▶ _Dataset records_
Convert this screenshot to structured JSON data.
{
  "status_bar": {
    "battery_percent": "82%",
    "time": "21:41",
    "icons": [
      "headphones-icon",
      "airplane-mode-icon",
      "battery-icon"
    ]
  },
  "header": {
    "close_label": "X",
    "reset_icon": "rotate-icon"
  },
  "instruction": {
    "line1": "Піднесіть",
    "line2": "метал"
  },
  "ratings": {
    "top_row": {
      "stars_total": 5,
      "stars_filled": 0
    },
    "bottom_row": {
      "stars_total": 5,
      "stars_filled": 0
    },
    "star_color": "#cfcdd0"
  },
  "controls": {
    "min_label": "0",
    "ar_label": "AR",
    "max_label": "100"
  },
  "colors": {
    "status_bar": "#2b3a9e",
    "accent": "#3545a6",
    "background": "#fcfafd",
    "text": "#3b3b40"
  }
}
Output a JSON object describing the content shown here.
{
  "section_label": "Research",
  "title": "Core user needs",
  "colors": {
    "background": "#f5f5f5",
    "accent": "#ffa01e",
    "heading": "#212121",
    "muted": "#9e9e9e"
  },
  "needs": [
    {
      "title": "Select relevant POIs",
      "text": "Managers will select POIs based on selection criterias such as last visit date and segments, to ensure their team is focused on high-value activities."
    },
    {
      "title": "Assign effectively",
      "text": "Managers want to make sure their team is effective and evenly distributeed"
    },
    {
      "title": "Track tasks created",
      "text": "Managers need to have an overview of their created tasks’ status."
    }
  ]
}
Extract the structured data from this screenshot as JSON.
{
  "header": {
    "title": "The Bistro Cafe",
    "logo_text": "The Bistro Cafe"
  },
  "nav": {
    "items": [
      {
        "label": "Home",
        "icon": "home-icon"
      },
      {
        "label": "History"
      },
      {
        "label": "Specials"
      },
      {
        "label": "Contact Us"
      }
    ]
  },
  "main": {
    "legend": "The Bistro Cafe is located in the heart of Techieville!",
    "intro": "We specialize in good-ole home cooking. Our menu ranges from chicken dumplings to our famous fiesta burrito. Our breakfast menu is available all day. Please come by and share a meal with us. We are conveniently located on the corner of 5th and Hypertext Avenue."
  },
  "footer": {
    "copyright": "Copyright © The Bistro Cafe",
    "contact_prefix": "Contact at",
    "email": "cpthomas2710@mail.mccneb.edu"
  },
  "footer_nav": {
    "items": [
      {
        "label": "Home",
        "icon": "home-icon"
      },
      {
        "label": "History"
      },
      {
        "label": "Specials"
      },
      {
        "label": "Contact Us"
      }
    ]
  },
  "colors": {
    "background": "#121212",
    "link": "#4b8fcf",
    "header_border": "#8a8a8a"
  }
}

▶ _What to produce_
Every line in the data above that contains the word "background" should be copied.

▶ _Answer space_
    "background": "#fcfafd",
    "background": "#f5f5f5",
    "background": "#121212",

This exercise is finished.